The measures would also double the statute of limitations for foreign money laundering offences to 10 years, expand the definition of “racketeering” under US law to include efforts to evade sanctions and allow the federal government to use the proceeds from selling the seized assets of sanctioned Russian oligarchs to help the people of Ukraine.
The White House announced the plan on Thursday, shortly before Biden will formally ask for billions of dollars in additional US spending earmarked for supplying Ukraine’s military during an address at the White House.
He will also ask for funds to bolster Ukraine’s economy and support the millions of refugees who fled Russia’s invasion two months ago.
In a virtual address to International Monetary Fund and World Bank leaders last week, Ukrainian President Volodymyr Zelenskyy called for the proceeds of sanctioned property and Central Bank reserves to be used to compensate Ukraine for its losses.
He said that frozen Russian assets “have to be used to rebuild Ukraine after the war as well as to pay for the losses caused to other nations”.
Secretary of the Treasury Janet Yellen said at the time that congressional action would be needed to authorise such actions.
To date, the war has caused more than $60bn in damage to buildings and infrastructure, World Bank President David Malpass said last week.
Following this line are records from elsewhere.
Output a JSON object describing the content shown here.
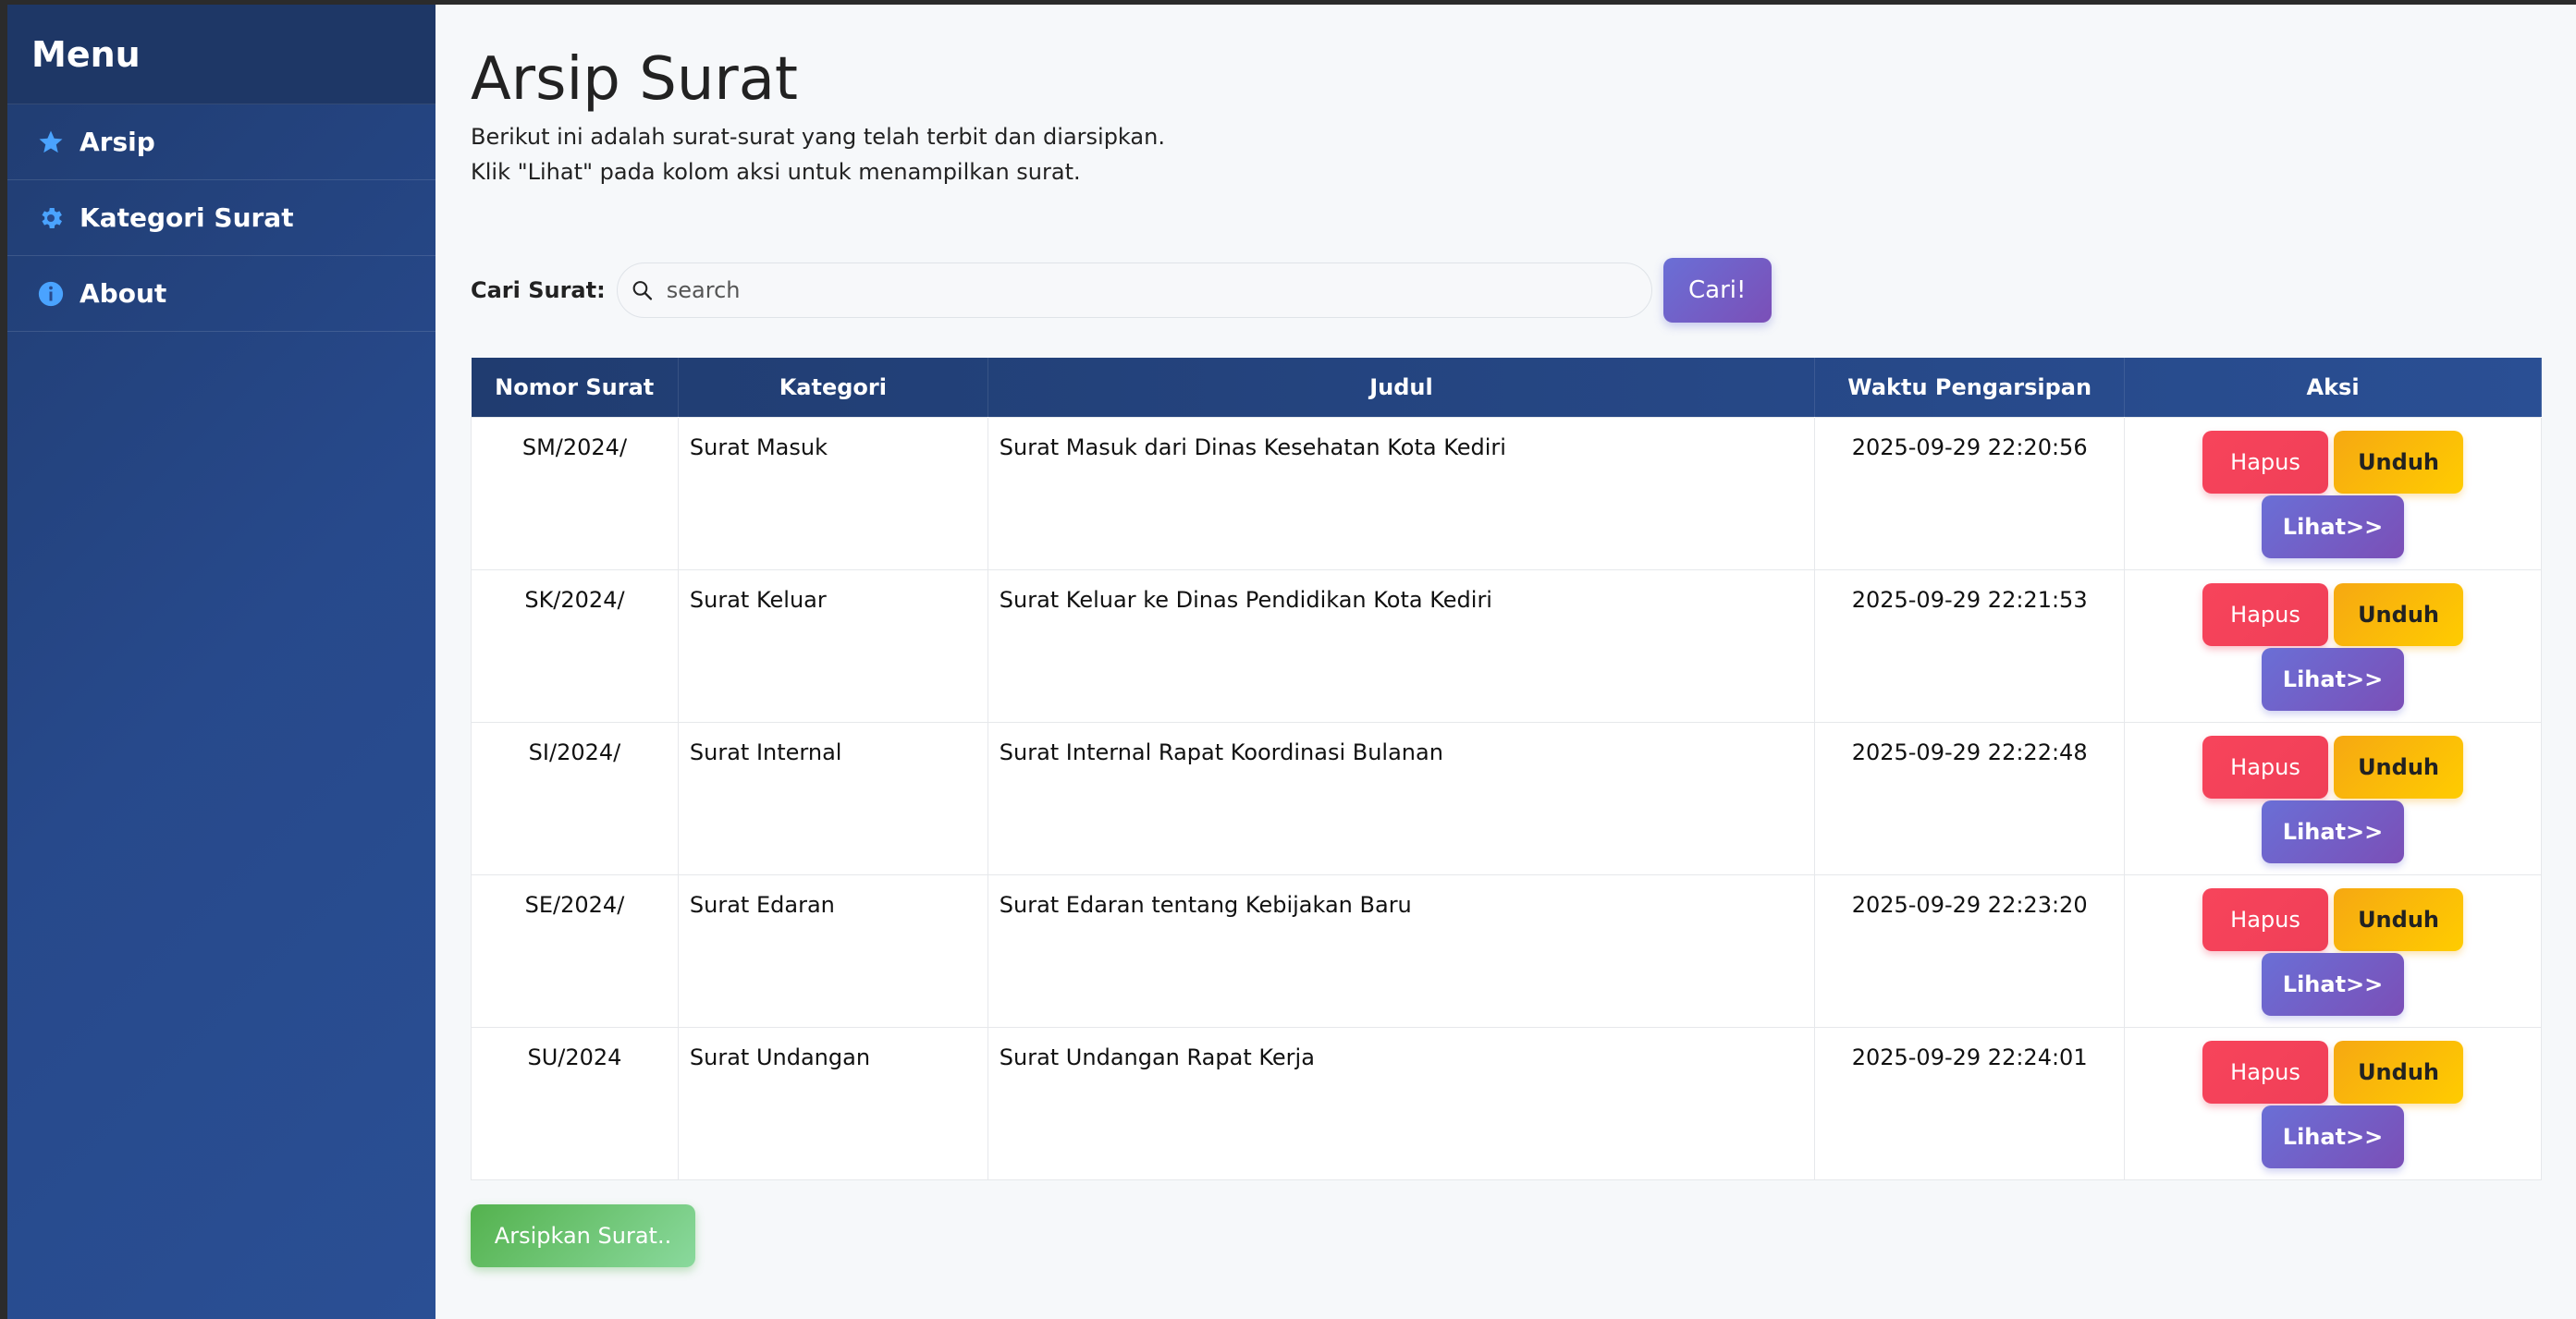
{
  "sidebar": {
    "title": "Menu",
    "items": [
      {
        "label": "Arsip",
        "icon": "star-icon"
      },
      {
        "label": "Kategori Surat",
        "icon": "gear-icon"
      },
      {
        "label": "About",
        "icon": "info-icon"
      }
    ]
  },
  "main": {
    "title": "Arsip Surat",
    "description_line1": "Berikut ini adalah surat-surat yang telah terbit dan diarsipkan.",
    "description_line2": "Klik \"Lihat\" pada kolom aksi untuk menampilkan surat.",
    "search": {
      "label": "Cari Surat:",
      "placeholder": "search",
      "button_label": "Cari!"
    },
    "table": {
      "headers": [
        "Nomor Surat",
        "Kategori",
        "Judul",
        "Waktu Pengarsipan",
        "Aksi"
      ],
      "rows": [
        {
          "nomor": "SM/2024/",
          "kategori": "Surat Masuk",
          "judul": "Surat Masuk dari Dinas Kesehatan Kota Kediri",
          "waktu": "2025-09-29 22:20:56"
        },
        {
          "nomor": "SK/2024/",
          "kategori": "Surat Keluar",
          "judul": "Surat Keluar ke Dinas Pendidikan Kota Kediri",
          "waktu": "2025-09-29 22:21:53"
        },
        {
          "nomor": "SI/2024/",
          "kategori": "Surat Internal",
          "judul": "Surat Internal Rapat Koordinasi Bulanan",
          "waktu": "2025-09-29 22:22:48"
        },
        {
          "nomor": "SE/2024/",
          "kategori": "Surat Edaran",
          "judul": "Surat Edaran tentang Kebijakan Baru",
          "waktu": "2025-09-29 22:23:20"
        },
        {
          "nomor": "SU/2024",
          "kategori": "Surat Undangan",
          "judul": "Surat Undangan Rapat Kerja",
          "waktu": "2025-09-29 22:24:01"
        }
      ],
      "actions": {
        "hapus": "Hapus",
        "unduh": "Unduh",
        "lihat": "Lihat>>"
      }
    },
    "archive_button_label": "Arsipkan Surat.."
  },
  "colors": {
    "sidebar": "#27498b",
    "table_header": "#203c70",
    "hapus": "#f03f58",
    "unduh": "#ffc107",
    "lihat": "#6a6fd6",
    "arsip": "#54b24e"
  }
}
And the IMF in its latest world economic outlook stated that Ukraine’s economy will shrink by 35 percent this year and next.
In recent weeks, the US and global allies have sanctioned dozens of oligarchs and their family members, along with hundreds of Russian officials involved in or deemed to be supporting its invasion of Ukraine.
The White House has said the new tools will toughen the impact of the sanctions on Russia’s economy and its governing class by making sanctions more difficult to evade.
Meanwhile, the funding request will come atop $13.6bn that Congress approved last month in military and economic aid to assist Ukraine and other allies in the region to deal with the fallout of a war now in its ninth week.